>>>>>

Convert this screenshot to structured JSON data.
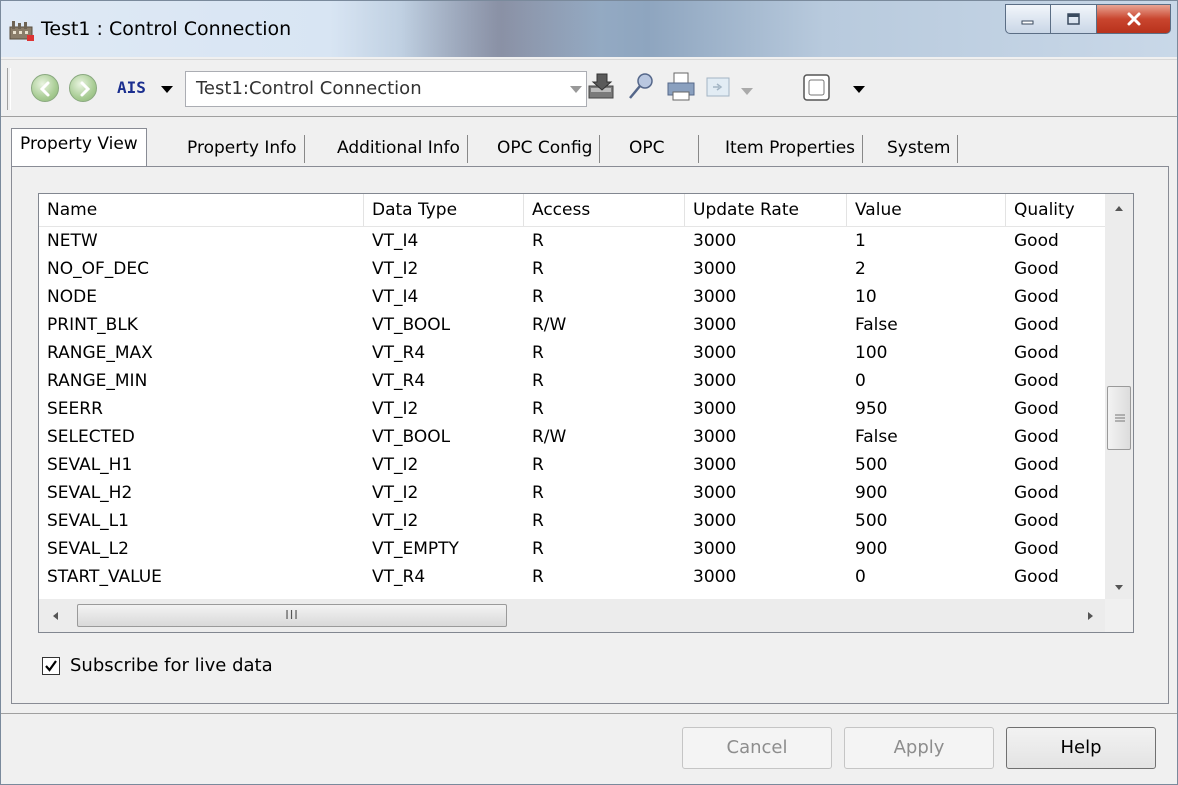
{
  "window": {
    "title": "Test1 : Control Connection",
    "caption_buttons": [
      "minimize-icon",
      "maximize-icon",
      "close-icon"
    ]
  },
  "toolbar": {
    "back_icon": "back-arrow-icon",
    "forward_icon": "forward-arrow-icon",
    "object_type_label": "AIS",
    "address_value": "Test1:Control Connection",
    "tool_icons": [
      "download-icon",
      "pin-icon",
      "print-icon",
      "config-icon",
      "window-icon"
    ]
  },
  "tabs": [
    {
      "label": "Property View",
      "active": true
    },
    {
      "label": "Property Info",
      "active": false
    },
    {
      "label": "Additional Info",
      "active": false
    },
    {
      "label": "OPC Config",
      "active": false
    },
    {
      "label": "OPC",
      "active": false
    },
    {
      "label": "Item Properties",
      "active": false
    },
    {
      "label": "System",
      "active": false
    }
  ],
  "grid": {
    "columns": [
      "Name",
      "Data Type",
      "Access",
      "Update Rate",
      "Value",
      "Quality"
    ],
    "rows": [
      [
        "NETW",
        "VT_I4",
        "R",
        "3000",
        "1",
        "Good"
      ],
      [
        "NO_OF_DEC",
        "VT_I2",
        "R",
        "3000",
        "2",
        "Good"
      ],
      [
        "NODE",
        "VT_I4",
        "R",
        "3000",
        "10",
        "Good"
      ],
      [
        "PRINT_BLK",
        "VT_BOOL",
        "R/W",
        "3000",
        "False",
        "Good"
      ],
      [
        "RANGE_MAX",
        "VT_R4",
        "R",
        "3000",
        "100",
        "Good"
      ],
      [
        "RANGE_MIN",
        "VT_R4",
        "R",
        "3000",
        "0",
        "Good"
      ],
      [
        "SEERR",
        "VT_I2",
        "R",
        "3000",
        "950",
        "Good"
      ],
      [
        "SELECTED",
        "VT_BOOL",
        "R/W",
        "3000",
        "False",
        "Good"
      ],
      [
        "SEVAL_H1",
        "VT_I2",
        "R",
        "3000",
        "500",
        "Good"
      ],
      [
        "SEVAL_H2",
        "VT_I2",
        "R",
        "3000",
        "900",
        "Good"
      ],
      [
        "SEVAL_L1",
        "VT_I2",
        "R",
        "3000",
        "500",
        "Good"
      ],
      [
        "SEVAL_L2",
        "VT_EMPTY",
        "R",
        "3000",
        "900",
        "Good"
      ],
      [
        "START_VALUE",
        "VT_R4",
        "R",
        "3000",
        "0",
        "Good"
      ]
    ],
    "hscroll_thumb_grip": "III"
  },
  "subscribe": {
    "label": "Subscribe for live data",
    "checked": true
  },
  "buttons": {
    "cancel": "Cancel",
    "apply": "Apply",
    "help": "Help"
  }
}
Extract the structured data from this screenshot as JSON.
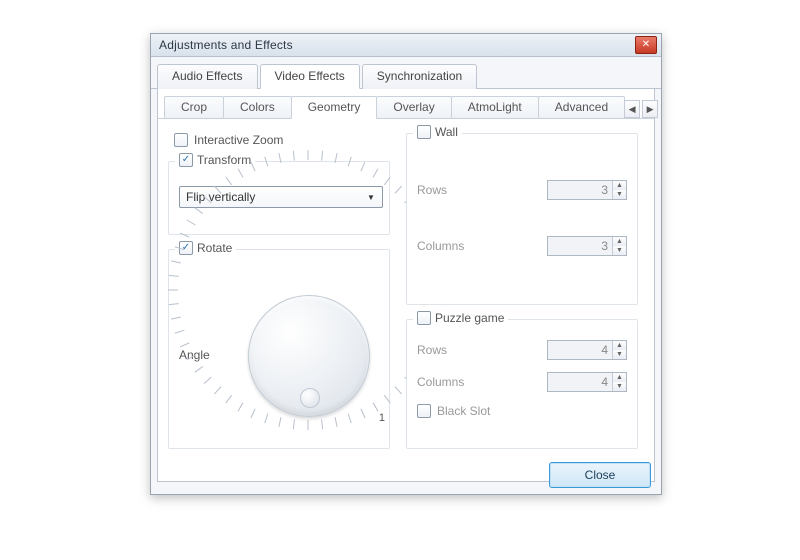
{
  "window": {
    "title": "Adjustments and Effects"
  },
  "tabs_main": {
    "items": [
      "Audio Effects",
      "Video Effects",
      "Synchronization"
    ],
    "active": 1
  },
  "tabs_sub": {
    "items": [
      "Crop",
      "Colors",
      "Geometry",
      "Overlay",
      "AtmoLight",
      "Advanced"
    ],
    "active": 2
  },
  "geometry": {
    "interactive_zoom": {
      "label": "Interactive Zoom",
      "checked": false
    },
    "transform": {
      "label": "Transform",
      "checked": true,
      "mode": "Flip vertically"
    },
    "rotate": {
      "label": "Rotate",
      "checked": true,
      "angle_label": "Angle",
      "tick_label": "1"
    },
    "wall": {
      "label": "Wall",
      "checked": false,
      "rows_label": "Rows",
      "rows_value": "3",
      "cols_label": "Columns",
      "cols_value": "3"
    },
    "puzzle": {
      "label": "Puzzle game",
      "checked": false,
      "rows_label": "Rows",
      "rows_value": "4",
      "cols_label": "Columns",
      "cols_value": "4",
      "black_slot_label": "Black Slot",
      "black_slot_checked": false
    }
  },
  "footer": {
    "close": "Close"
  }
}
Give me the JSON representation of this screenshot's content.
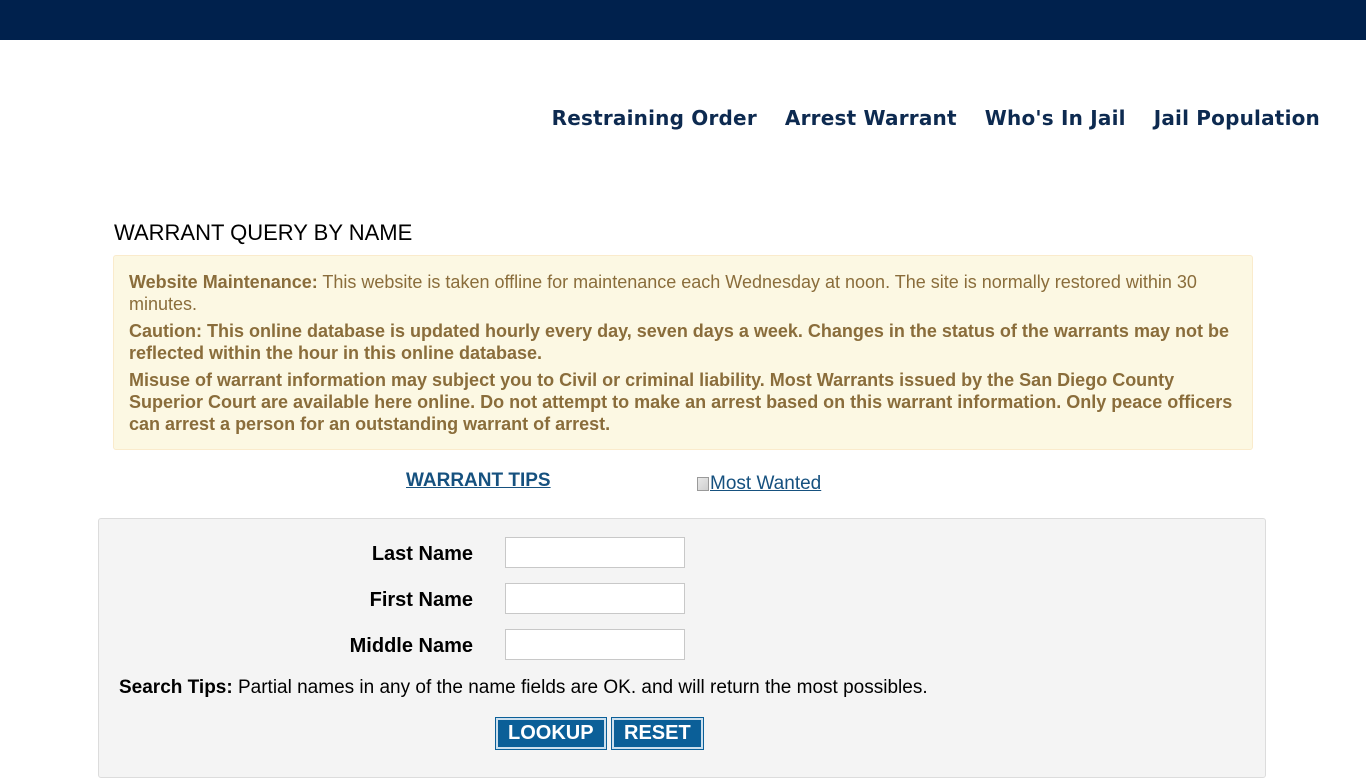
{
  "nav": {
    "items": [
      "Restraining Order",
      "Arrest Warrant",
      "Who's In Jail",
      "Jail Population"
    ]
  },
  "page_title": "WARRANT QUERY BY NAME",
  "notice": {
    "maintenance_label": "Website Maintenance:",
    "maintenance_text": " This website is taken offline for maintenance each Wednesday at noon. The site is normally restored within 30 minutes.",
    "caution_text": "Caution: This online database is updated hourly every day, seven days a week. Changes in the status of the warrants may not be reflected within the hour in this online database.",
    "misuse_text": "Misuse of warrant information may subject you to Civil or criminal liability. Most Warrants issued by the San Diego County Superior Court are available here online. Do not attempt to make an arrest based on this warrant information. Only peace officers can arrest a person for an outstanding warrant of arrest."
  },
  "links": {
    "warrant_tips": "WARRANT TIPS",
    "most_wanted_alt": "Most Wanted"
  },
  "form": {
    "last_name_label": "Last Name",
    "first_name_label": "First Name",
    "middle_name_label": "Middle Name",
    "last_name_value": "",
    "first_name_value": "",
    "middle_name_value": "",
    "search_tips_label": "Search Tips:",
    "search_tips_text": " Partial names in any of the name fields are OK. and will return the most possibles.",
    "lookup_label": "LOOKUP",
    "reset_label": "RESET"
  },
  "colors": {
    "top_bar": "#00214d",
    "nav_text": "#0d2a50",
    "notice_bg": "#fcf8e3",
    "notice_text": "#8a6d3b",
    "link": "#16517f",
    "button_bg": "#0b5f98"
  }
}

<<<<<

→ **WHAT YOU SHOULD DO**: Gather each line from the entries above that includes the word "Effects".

→ **RESPONSE TO THIS TASK**:
    "title": "Adjustments and Effects"
      "Audio Effects",
      "Video Effects",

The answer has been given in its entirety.